* [EXERCISE REQUIREMENTS] Would you return every entry below exactly as written, without its images?
--- RECORD EXTRACTS ---
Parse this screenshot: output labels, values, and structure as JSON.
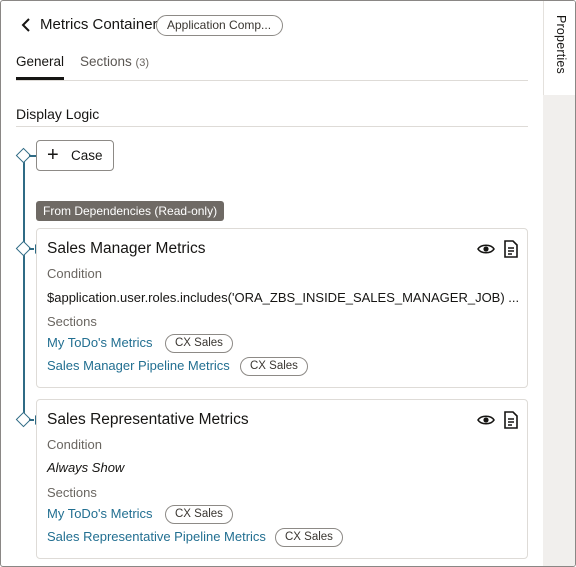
{
  "header": {
    "title": "Metrics Container",
    "context_pill": "Application Comp..."
  },
  "tabs": [
    {
      "label": "General",
      "selected": true
    },
    {
      "label": "Sections",
      "count": "(3)",
      "selected": false
    }
  ],
  "side_panel": {
    "label": "Properties"
  },
  "display_logic": {
    "title": "Display Logic",
    "case_button": "Case",
    "dependencies_badge": "From Dependencies (Read-only)",
    "cases": [
      {
        "title": "Sales Manager Metrics",
        "condition_label": "Condition",
        "condition": "$application.user.roles.includes('ORA_ZBS_INSIDE_SALES_MANAGER_JOB) ...",
        "sections_label": "Sections",
        "sections": [
          {
            "name": "My ToDo's Metrics",
            "tag": "CX Sales"
          },
          {
            "name": "Sales Manager Pipeline Metrics",
            "tag": "CX Sales"
          }
        ]
      },
      {
        "title": "Sales Representative Metrics",
        "condition_label": "Condition",
        "condition": "Always Show",
        "sections_label": "Sections",
        "sections": [
          {
            "name": "My ToDo's Metrics",
            "tag": "CX Sales"
          },
          {
            "name": "Sales Representative Pipeline Metrics",
            "tag": "CX Sales"
          }
        ]
      }
    ]
  },
  "colors": {
    "accent_line": "#2f6b85",
    "link": "#226f91",
    "badge_bg": "#6f6a65"
  }
}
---
* [OUTPUT]
Parse this screenshot: output labels, values, and structure as JSON.
{
  "header": {
    "title": "Metrics Container",
    "context_pill": "Application Comp..."
  },
  "tabs": [
    {
      "label": "General",
      "selected": true
    },
    {
      "label": "Sections",
      "count": "(3)",
      "selected": false
    }
  ],
  "side_panel": {
    "label": "Properties"
  },
  "display_logic": {
    "title": "Display Logic",
    "case_button": "Case",
    "dependencies_badge": "From Dependencies (Read-only)",
    "cases": [
      {
        "title": "Sales Manager Metrics",
        "condition_label": "Condition",
        "condition": "$application.user.roles.includes('ORA_ZBS_INSIDE_SALES_MANAGER_JOB) ...",
        "sections_label": "Sections",
        "sections": [
          {
            "name": "My ToDo's Metrics",
            "tag": "CX Sales"
          },
          {
            "name": "Sales Manager Pipeline Metrics",
            "tag": "CX Sales"
          }
        ]
      },
      {
        "title": "Sales Representative Metrics",
        "condition_label": "Condition",
        "condition": "Always Show",
        "sections_label": "Sections",
        "sections": [
          {
            "name": "My ToDo's Metrics",
            "tag": "CX Sales"
          },
          {
            "name": "Sales Representative Pipeline Metrics",
            "tag": "CX Sales"
          }
        ]
      }
    ]
  },
  "colors": {
    "accent_line": "#2f6b85",
    "link": "#226f91",
    "badge_bg": "#6f6a65"
  }
}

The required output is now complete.